In the records below, count every line where the string "time" appears, and reply with the count only.

■ **EXERCISE MATERIALS**:

-=-=-=-=-

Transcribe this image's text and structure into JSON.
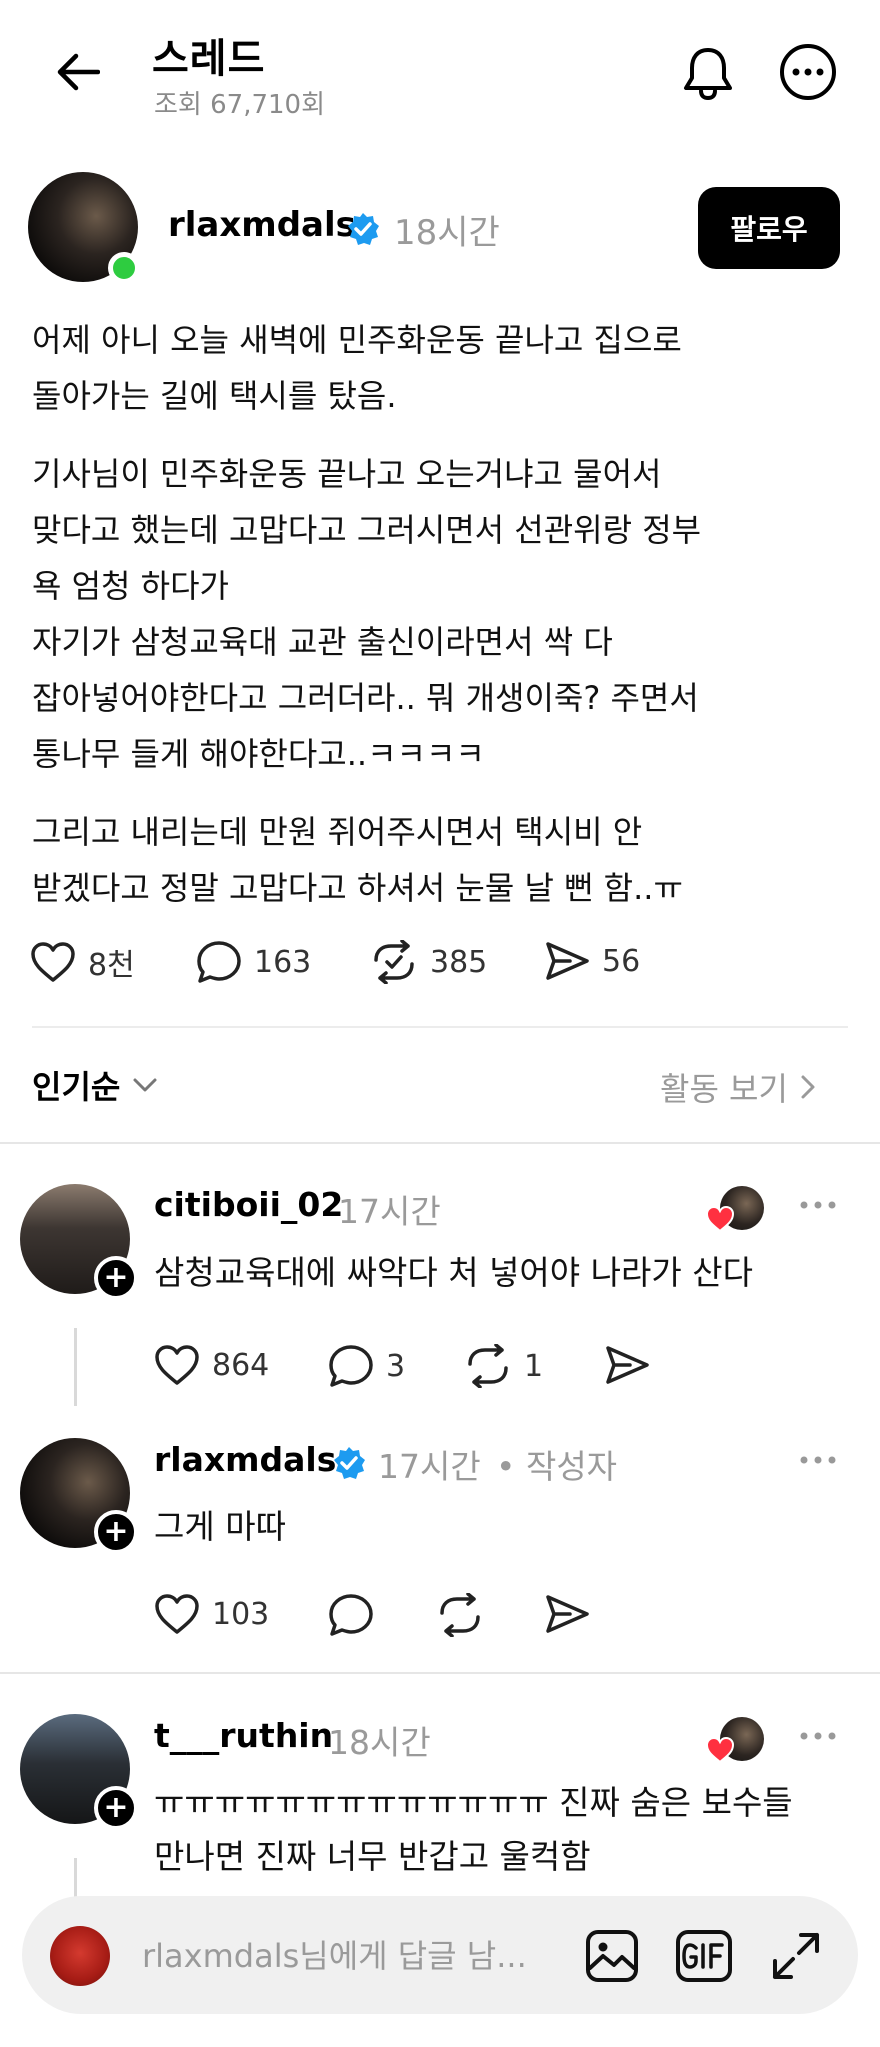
{
  "header": {
    "title": "스레드",
    "views": "조회 67,710회"
  },
  "post": {
    "author": "rlaxmdals",
    "time": "18시간",
    "follow_label": "팔로우",
    "paragraphs": [
      "어제 아니 오늘 새벽에 민주화운동 끝나고 집으로\n돌아가는 길에 택시를 탔음.",
      "기사님이 민주화운동 끝나고 오는거냐고 물어서\n맞다고 했는데 고맙다고 그러시면서 선관위랑 정부\n욕 엄청 하다가\n자기가 삼청교육대 교관 출신이라면서 싹 다\n잡아넣어야한다고 그러더라.. 뭐 개생이죽? 주면서\n통나무 들게 해야한다고..ㅋㅋㅋㅋ",
      "그리고 내리는데 만원 쥐어주시면서 택시비 안\n받겠다고 정말 고맙다고 하셔서 눈물 날 뻔 함..ㅠ"
    ],
    "stats": {
      "likes": "8천",
      "replies": "163",
      "reposts": "385",
      "shares": "56"
    }
  },
  "sort": {
    "label": "인기순",
    "activity_link": "활동 보기"
  },
  "comments": [
    {
      "author": "citiboii_02",
      "time": "17시간",
      "text": "삼청교육대에 싸악다 처 넣어야 나라가 산다",
      "likes": "864",
      "replies": "3",
      "reposts": "1"
    },
    {
      "author": "rlaxmdals",
      "time": "17시간",
      "author_tag": "• 작성자",
      "text": "그게 마따",
      "likes": "103"
    },
    {
      "author": "t___ruthin",
      "time": "18시간",
      "text": "ㅠㅠㅠㅠㅠㅠㅠㅠㅠㅠㅠㅠㅠ 진짜 숨은 보수들\n만나면 진짜 너무 반갑고 울컥함"
    }
  ],
  "reply_bar": {
    "placeholder": "rlaxmdals님에게 답글 남..."
  },
  "colors": {
    "verified_blue": "#1d9bf0",
    "online_green": "#2ecc40",
    "heart_red": "#ff3040"
  }
}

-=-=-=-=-

■ **WRITTEN ANSWER**:
4